Write out the records in full and without alteration, setting aside their pictures.

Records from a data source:
[Start of section]
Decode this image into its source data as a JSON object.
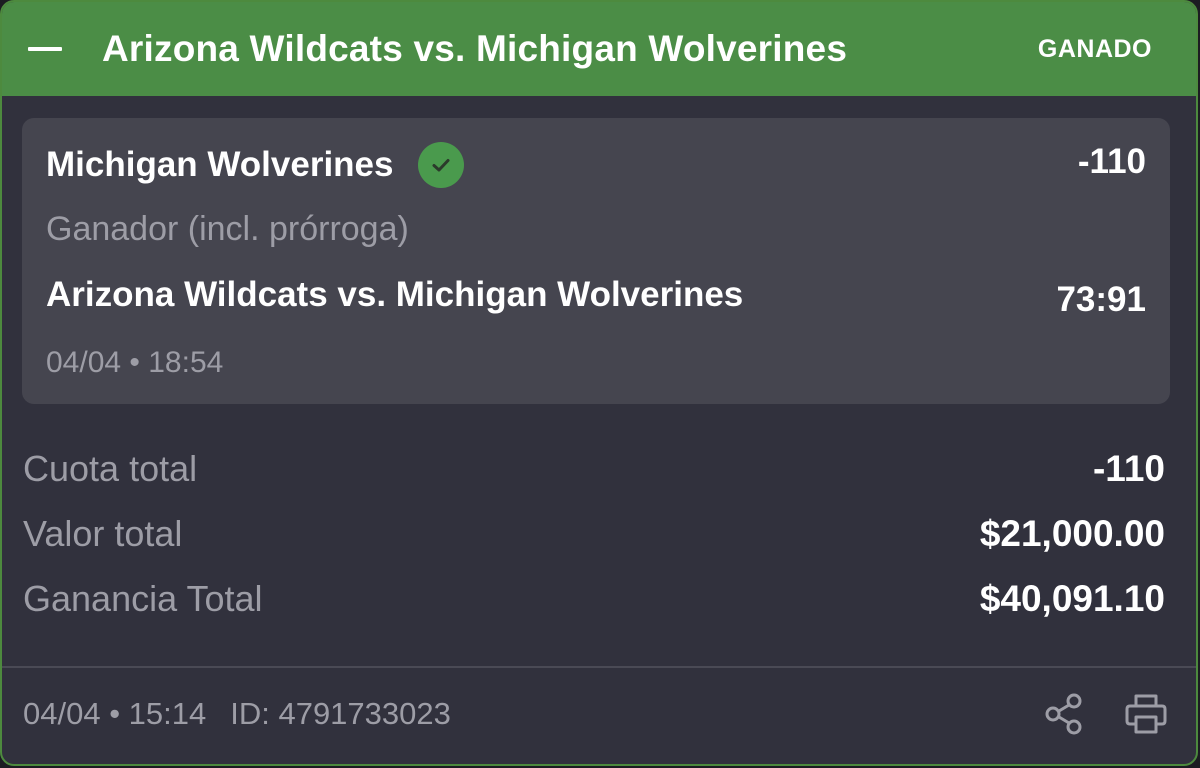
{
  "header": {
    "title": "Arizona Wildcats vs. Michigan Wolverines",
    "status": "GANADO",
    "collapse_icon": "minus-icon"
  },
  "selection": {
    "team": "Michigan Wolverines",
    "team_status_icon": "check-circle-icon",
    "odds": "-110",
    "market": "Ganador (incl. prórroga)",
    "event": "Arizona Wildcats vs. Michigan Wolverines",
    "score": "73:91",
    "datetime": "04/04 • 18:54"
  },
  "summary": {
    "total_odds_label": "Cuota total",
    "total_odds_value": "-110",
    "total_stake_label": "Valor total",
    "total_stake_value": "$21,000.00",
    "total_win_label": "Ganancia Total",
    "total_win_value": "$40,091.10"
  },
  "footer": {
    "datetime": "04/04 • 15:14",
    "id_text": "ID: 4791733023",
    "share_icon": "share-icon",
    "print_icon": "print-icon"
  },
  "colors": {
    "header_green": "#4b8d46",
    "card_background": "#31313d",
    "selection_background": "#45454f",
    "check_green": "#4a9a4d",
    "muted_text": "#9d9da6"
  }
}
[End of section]
PROBLEM SOLUTION:
Decode this image into its source data as a JSON object.
{
  "header": {
    "title": "Arizona Wildcats vs. Michigan Wolverines",
    "status": "GANADO",
    "collapse_icon": "minus-icon"
  },
  "selection": {
    "team": "Michigan Wolverines",
    "team_status_icon": "check-circle-icon",
    "odds": "-110",
    "market": "Ganador (incl. prórroga)",
    "event": "Arizona Wildcats vs. Michigan Wolverines",
    "score": "73:91",
    "datetime": "04/04 • 18:54"
  },
  "summary": {
    "total_odds_label": "Cuota total",
    "total_odds_value": "-110",
    "total_stake_label": "Valor total",
    "total_stake_value": "$21,000.00",
    "total_win_label": "Ganancia Total",
    "total_win_value": "$40,091.10"
  },
  "footer": {
    "datetime": "04/04 • 15:14",
    "id_text": "ID: 4791733023",
    "share_icon": "share-icon",
    "print_icon": "print-icon"
  },
  "colors": {
    "header_green": "#4b8d46",
    "card_background": "#31313d",
    "selection_background": "#45454f",
    "check_green": "#4a9a4d",
    "muted_text": "#9d9da6"
  }
}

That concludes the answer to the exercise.